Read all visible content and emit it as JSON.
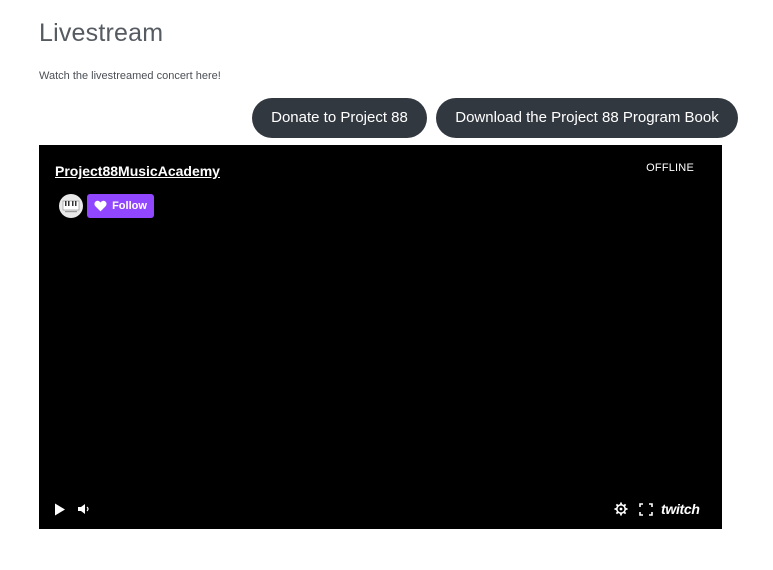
{
  "page": {
    "title": "Livestream",
    "subtitle": "Watch the livestreamed concert here!"
  },
  "buttons": {
    "donate_label": "Donate to Project 88",
    "download_label": "Download the Project 88 Program Book"
  },
  "player": {
    "channel_name": "Project88MusicAcademy",
    "status": "OFFLINE",
    "follow_label": "Follow",
    "logo_text": "twitch",
    "icons": [
      "play-icon",
      "volume-icon",
      "settings-icon",
      "fullscreen-icon",
      "heart-icon"
    ],
    "colors": {
      "background": "#000000",
      "follow_button": "#9147ff",
      "page_buttons": "#323840"
    }
  }
}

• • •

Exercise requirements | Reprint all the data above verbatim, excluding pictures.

Your response |
Read all visible content and emit it as JSON.
{
  "page": {
    "title": "Livestream",
    "subtitle": "Watch the livestreamed concert here!"
  },
  "buttons": {
    "donate_label": "Donate to Project 88",
    "download_label": "Download the Project 88 Program Book"
  },
  "player": {
    "channel_name": "Project88MusicAcademy",
    "status": "OFFLINE",
    "follow_label": "Follow",
    "logo_text": "twitch",
    "icons": [
      "play-icon",
      "volume-icon",
      "settings-icon",
      "fullscreen-icon",
      "heart-icon"
    ],
    "colors": {
      "background": "#000000",
      "follow_button": "#9147ff",
      "page_buttons": "#323840"
    }
  }
}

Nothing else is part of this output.